**Assignment:** Only lines containing the word "icon" belong in the answer; copy each one from the records.

Excerpts from an interface dataset
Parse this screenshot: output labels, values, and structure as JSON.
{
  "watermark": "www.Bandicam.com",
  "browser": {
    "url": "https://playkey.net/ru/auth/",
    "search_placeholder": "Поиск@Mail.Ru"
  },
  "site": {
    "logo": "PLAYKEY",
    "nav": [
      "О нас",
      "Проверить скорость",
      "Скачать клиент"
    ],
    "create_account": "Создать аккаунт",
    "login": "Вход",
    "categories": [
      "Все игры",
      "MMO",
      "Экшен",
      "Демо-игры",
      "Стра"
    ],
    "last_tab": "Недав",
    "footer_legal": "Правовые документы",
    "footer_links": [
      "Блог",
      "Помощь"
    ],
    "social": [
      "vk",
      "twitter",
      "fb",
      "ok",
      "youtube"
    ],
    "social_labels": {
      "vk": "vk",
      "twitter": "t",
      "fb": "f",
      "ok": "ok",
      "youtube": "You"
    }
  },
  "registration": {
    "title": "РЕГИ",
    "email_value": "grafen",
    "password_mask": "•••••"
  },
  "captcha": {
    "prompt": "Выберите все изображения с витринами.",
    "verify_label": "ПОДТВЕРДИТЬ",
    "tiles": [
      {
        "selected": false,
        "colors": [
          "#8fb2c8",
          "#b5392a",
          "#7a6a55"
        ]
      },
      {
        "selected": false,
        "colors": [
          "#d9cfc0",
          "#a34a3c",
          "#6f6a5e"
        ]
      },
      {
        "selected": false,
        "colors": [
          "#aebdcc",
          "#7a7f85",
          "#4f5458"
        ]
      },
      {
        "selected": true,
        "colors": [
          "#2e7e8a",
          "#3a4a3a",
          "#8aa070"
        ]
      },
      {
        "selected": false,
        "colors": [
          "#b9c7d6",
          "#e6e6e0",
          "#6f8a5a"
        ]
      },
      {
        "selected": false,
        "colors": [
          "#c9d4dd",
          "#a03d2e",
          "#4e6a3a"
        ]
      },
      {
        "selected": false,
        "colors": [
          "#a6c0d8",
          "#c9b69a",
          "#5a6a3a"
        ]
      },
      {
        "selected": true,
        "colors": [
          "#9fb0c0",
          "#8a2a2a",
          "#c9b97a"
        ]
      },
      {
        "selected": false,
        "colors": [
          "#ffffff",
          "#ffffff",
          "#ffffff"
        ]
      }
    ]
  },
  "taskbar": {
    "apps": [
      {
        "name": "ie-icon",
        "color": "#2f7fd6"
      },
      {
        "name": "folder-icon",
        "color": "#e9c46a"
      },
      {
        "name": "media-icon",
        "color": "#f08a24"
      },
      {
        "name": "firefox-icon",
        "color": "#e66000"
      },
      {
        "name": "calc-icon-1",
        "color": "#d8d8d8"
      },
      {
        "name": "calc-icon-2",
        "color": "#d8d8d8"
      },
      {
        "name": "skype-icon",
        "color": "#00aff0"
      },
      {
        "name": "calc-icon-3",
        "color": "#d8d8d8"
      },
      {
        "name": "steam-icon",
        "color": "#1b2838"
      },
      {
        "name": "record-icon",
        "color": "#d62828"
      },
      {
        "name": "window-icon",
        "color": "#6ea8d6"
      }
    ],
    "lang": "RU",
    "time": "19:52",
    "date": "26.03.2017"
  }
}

**Task result:**
        "name": "ie-icon",
        "name": "folder-icon",
        "name": "media-icon",
        "name": "firefox-icon",
        "name": "calc-icon-1",
        "name": "calc-icon-2",
        "name": "skype-icon",
        "name": "calc-icon-3",
        "name": "steam-icon",
        "name": "record-icon",
        "name": "window-icon",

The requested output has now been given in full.